It doesn’t seem all that long ago that the concepts felt like novelties. I remember loading a screen saver on my desktop that linked my tiny machine to countless others in an effort to scan the heavens in a search for extraterrestrial life.
We never found anything.
At least as far as I know.
Now, big data and Internet-based computing seem very much part of daily life back here on Earth, revealing themselves in the weather maps, shopping offers, social media and traffic alerts that flow through apps and into our inboxes.
I can’t say all these systems are perfect.
We’re often better at explaining what happened than what’s to come. Amazon keeps offering me the same products I already considered and chose to pass up. I seem to find out about the accident ahead when I am stuck in the backup behind.
But give it time. The data crunching is just beginning. The federal government, for one, is unlocking massive troves of information, and who knows what insights can be gleaned when data from one agency can be merged with another’s, or thrown into a mixer with privately collected bits and bytes.
There’s plenty of policy implications. Can privacy be preserved? Can sensitive information be protected?
For now, businesses are betting big bucks such issues will be sorted out. Just last week, cloud-based IBM inked a billion-dollar plus agreement for the Dallas data center services firm SoftLayer Technologies and announced plans for a cloud services division. Salesforce announced its own $2.5 billion deal to buy an Indianapolis outfit called ExactTarget, which helps companies manage Internet marketing campaigns and other business operations.
Closer to home, it is difficult to find a firm not working on its big data or cloud strategy.

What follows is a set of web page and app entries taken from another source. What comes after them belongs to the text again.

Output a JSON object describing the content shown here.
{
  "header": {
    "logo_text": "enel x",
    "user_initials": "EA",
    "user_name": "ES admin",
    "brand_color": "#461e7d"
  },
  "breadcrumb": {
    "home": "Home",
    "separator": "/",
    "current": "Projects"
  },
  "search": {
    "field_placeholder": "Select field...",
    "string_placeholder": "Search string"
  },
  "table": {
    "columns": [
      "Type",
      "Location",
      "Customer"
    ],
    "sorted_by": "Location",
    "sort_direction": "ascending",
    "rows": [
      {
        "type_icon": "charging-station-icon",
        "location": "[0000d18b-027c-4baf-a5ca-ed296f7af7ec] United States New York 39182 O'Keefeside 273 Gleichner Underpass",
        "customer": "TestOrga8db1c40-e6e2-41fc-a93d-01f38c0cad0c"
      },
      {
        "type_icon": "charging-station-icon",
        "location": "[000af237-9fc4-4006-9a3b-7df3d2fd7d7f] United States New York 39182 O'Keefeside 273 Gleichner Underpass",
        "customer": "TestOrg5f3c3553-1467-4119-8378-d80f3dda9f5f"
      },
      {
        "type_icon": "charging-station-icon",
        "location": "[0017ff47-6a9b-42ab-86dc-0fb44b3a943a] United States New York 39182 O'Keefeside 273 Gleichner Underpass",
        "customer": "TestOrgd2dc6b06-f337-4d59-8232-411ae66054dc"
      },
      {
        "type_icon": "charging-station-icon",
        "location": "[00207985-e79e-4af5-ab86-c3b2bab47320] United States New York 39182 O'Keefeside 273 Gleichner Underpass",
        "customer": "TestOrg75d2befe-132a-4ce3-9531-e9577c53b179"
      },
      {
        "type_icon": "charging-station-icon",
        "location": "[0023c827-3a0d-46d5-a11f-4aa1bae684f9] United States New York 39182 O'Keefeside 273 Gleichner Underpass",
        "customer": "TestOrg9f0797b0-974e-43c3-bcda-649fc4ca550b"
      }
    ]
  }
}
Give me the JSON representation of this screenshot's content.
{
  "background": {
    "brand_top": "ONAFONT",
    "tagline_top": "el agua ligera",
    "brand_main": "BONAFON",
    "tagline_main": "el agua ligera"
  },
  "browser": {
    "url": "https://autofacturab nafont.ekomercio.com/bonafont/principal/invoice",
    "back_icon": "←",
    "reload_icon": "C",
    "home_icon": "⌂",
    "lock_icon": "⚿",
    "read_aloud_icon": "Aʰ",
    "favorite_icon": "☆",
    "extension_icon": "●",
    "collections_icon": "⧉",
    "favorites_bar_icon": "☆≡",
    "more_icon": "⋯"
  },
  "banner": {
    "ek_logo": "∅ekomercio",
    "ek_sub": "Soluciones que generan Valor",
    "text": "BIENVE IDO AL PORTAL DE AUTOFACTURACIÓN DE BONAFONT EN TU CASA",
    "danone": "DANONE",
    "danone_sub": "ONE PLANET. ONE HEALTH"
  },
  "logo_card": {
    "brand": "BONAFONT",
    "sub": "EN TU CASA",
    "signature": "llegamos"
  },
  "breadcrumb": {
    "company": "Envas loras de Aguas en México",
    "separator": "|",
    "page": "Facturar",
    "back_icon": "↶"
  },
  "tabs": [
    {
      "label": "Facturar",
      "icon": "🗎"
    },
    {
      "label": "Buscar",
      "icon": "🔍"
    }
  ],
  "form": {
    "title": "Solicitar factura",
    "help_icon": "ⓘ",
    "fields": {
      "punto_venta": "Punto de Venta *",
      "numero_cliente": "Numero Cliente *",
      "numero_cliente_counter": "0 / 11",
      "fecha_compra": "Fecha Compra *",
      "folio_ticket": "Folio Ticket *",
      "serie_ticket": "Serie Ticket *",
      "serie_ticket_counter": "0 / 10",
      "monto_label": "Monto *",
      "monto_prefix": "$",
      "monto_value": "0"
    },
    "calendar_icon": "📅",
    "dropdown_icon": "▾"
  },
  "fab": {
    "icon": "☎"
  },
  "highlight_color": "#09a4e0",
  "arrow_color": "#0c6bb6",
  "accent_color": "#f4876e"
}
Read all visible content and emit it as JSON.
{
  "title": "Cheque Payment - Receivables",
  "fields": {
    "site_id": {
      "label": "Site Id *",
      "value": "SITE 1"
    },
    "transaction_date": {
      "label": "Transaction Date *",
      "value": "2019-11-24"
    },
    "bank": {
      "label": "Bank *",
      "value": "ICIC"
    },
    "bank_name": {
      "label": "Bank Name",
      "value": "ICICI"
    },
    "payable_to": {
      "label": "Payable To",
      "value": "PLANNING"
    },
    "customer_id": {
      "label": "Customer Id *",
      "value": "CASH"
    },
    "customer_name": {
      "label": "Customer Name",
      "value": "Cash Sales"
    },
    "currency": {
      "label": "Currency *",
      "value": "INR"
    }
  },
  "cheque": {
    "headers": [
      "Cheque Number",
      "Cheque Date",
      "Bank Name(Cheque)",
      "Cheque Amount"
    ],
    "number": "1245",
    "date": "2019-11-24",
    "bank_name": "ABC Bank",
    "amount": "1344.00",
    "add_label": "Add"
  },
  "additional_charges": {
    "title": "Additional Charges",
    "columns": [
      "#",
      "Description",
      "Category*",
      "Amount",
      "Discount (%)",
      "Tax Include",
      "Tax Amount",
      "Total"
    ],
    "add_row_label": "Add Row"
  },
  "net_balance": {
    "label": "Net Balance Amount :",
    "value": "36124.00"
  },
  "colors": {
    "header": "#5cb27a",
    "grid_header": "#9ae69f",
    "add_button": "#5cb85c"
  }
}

Not too long ago, I met an attorney specializing in mergers and acquisitions who was assembling his own database of investor types, people he might match with a client.
“This is my big data,” he quipped.